A process where citizens are collectively offended by other citizen activity and respond through coordinated retaliation on digital media, including mobile devices and social media platforms (Daniel Trottier, 2017).
Following the storming of the US Capitol on January 6, 2021, Washington’s Metropolitan Police Department (MPD) released an open call for help identifying rioters. The attack was heavily documented through live stream footage and photos posted to social media; thousands of citizens mobilized to parse through this media to identify and prosecute perpetrators. For example, researchers at the University of Toronto’s Citizen Lab presented photo and video evidence of potential suspects to the FBI, without posting any names publicly.
This was not the first time citizens have organized to identify individuals involved in a harmful act. In 2015, after the Boston Marathon bombing, members of the public used Reddit and other platforms to conduct a parallel investigation, sharing and searching for information to uncover key information. In both of these cases, many of these amateur investigations had mixed results, with many uninvolved persons shamed and harassed.
Acts of digital vigilantism, also referred to as ‘e-vigilantism,’ ‘cyber vigilantism,’ or ‘digilantism’ (Wehmhoener, 2010), are not always directed at matters of national security—these crowdsourced investigations occur as a result of general moral outrage from citizens who seek to distribute justice to groups or individuals they believe have committed an improper act. Often, these allegations can be the result of conspiracy theories, rumors, and a general miasma of distrust. After someone released a video on the internet of a cyclist assaulting two children on a bike trail in 2020, digital vigilantes sought out and subsequently misidentified the perpetrator. Over the coming weeks, this innocent party received threatening messages from angry internet sleuths, who circulated his personal information across social media – including his address.
Digital vigilantism occurs through the sharing of data or information through digital platforms, especially social media. Johnny Nhan, Laura Huey, Ryan Broll, in Digilantism: An Analysis of Crowdsourcing and the Boston Marathon, describe the Reddit community that organized following the Boston Marathon bombing:
“Although some posters focused on technical aspects of the crime in order to identify the perpetrators and understand their motives, others sought a different route. These posters were more interested in discussing whether the attacks were linked to an organized violent extremist group or were instead the work of a so-called ‘lone wolf’ actor. Although different in content from other forms of speculation offered online, these posts similarly were phrased in ways that suggested the poster had some deeper knowledge and/or experience of the field of violent extremism.”
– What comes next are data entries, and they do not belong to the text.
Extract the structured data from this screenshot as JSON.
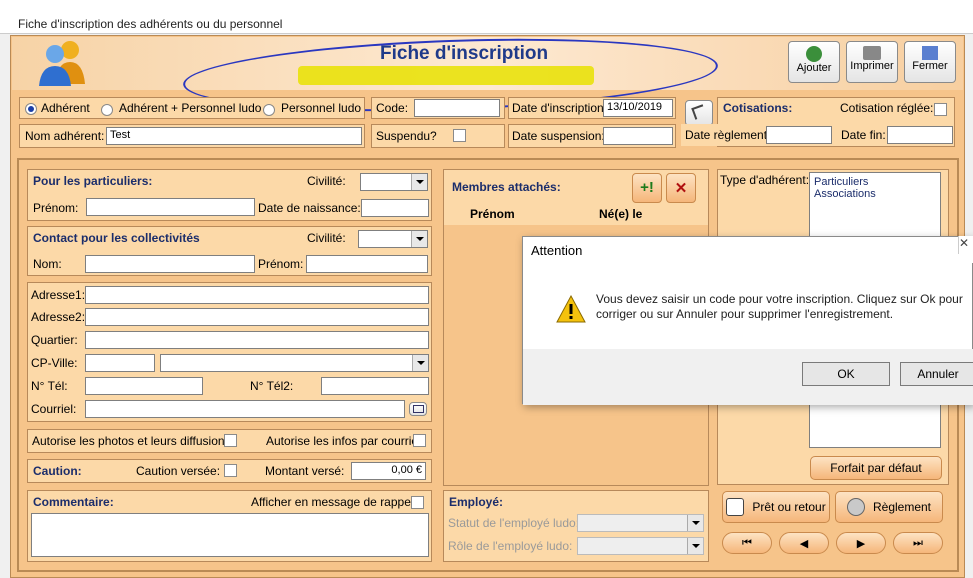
{
  "window_title": "Fiche d'inscription des adhérents ou du personnel",
  "header": {
    "title": "Fiche d'inscription",
    "buttons": {
      "add": "Ajouter",
      "print": "Imprimer",
      "close": "Fermer"
    }
  },
  "type_radio": {
    "opt1": "Adhérent",
    "opt2": "Adhérent + Personnel ludo",
    "opt3": "Personnel ludo",
    "selected": "Adhérent"
  },
  "top": {
    "code_label": "Code:",
    "code_value": "",
    "date_inscription_label": "Date d'inscription:",
    "date_inscription_value": "13/10/2019",
    "nom_label": "Nom adhérent:",
    "nom_value": "Test",
    "suspendu_label": "Suspendu?",
    "date_suspension_label": "Date  suspension:"
  },
  "cotisations": {
    "title": "Cotisations:",
    "reglee_label": "Cotisation réglée:",
    "date_reglement_label": "Date règlement:",
    "date_fin_label": "Date fin:"
  },
  "particuliers": {
    "title": "Pour les particuliers:",
    "civilite_label": "Civilité:",
    "prenom_label": "Prénom:",
    "naissance_label": "Date de naissance:"
  },
  "collectivites": {
    "title": "Contact pour les collectivités",
    "civilite_label": "Civilité:",
    "nom_label": "Nom:",
    "prenom_label": "Prénom:"
  },
  "adresse": {
    "adresse1": "Adresse1:",
    "adresse2": "Adresse2:",
    "quartier": "Quartier:",
    "cp_ville": "CP-Ville:",
    "tel": "N° Tél:",
    "tel2": "N° Tél2:",
    "courriel": "Courriel:"
  },
  "autorisations": {
    "photos": "Autorise les photos et leurs diffusions:",
    "infos": "Autorise les infos par courriel:"
  },
  "caution": {
    "title": "Caution:",
    "versee_label": "Caution versée:",
    "montant_label": "Montant versé:",
    "montant_value": "0,00 €"
  },
  "commentaire": {
    "title": "Commentaire:",
    "rappel_label": "Afficher en message de rappel"
  },
  "membres": {
    "title": "Membres attachés:",
    "col_prenom": "Prénom",
    "col_ne": "Né(e) le"
  },
  "employe": {
    "title": "Employé:",
    "statut_label": "Statut de l'employé ludo:",
    "role_label": "Rôle de l'employé ludo:"
  },
  "type_adherent": {
    "label": "Type d'adhérent:",
    "items": [
      "Particuliers",
      "Associations"
    ],
    "forfait_button": "Forfait par défaut"
  },
  "actions": {
    "pret_button": "Prêt ou retour",
    "reglement_button": "Règlement"
  },
  "dialog": {
    "title": "Attention",
    "message_line1": "Vous devez saisir un code pour votre inscription. Cliquez sur Ok pour",
    "message_line2": "corriger ou sur Annuler pour supprimer l'enregistrement.",
    "ok": "OK",
    "cancel": "Annuler"
  }
}
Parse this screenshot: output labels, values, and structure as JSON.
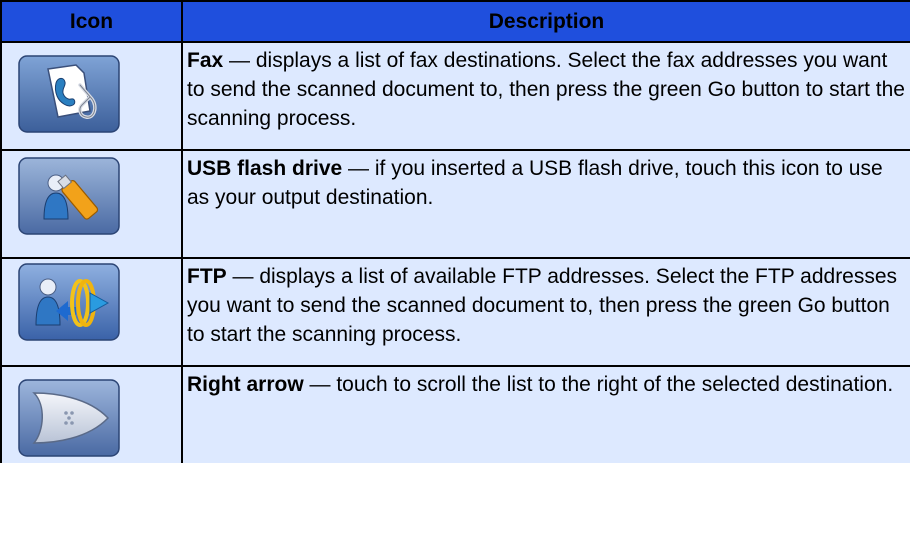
{
  "table": {
    "headers": {
      "icon": "Icon",
      "description": "Description"
    },
    "rows": [
      {
        "icon": "fax-icon",
        "term": "Fax",
        "text": " — displays a list of fax destinations. Select the fax addresses you want to send the scanned document to, then press the green Go button to start the scanning process."
      },
      {
        "icon": "usb-flash-drive-icon",
        "term": "USB flash drive",
        "text": " — if you inserted a USB flash drive, touch this icon to use as your output destination."
      },
      {
        "icon": "ftp-icon",
        "term": "FTP",
        "text": " — displays a list of available FTP addresses. Select the FTP addresses you want to send the scanned document to, then press the green Go button to start the scanning process."
      },
      {
        "icon": "right-arrow-icon",
        "term": "Right arrow",
        "text": " — touch to scroll the list to the right of the selected destination."
      }
    ]
  }
}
As described above, those partaking in these crowdsourced investigations have a range of motivations—some, well-intentioned and others not. In addition, this crowdsourcing can slow down official investigations by bombarding authorities with unhelpful and false information.
The fallout from digital vigilantism can also affect targets in a number of ways—from wrongful shaming and harassment online, to death threats lasting several weeks. Daniel Troitter, in the paper “Denunciation and doxing: towards a conceptual model of digital vigilantism,” warns of the social harms caused by digital vigilantism:
“Denunciation may provoke other forms of mediated and embodied activities, including harassment and bullying, threats, and physical violence, often overlapping with gendered persecution and racism. As for longer-term outcomes, researchers can also consider how the reputation and broader social standing of the target and participants are understood and expressed both in news reports as well as accounts by participants […] They may consider references to detrimental life events for targets, for example, an inability to sustain employment, being excommunicated from their community, in addition to physical interventions.”
While many are weary of the illicit behavior that digital vigilantism sanctions, from online harassment to mob organizing leading to physical acts of violence, others acknowledge the collective intelligence practices and their profound impact on societal participation. James Walsh notes:
“[S]uch a transformation in societal participation led to a shift from a deputisation to an autonomization paradigm, referring to the voluntary, or self-appointed, involvement of citizens in the regulatory gatekeeping network. This refers to grassroot mobilisation, rather than governments mobilising the public, with groups of citizens spontaneously aligning themselves with authorities’ aims and objectives.”
Sources and Further Readings:
- Reichl, Frauke. “From Vigilantism to Digilantism?” Social Media Strategy in Policing, (2019): 117–138.
- Trottier, Daniel. “Digital vigilantism as weaponisation of visibility.” Philosophy & Technology 30, no. 1 (2017): 55-72.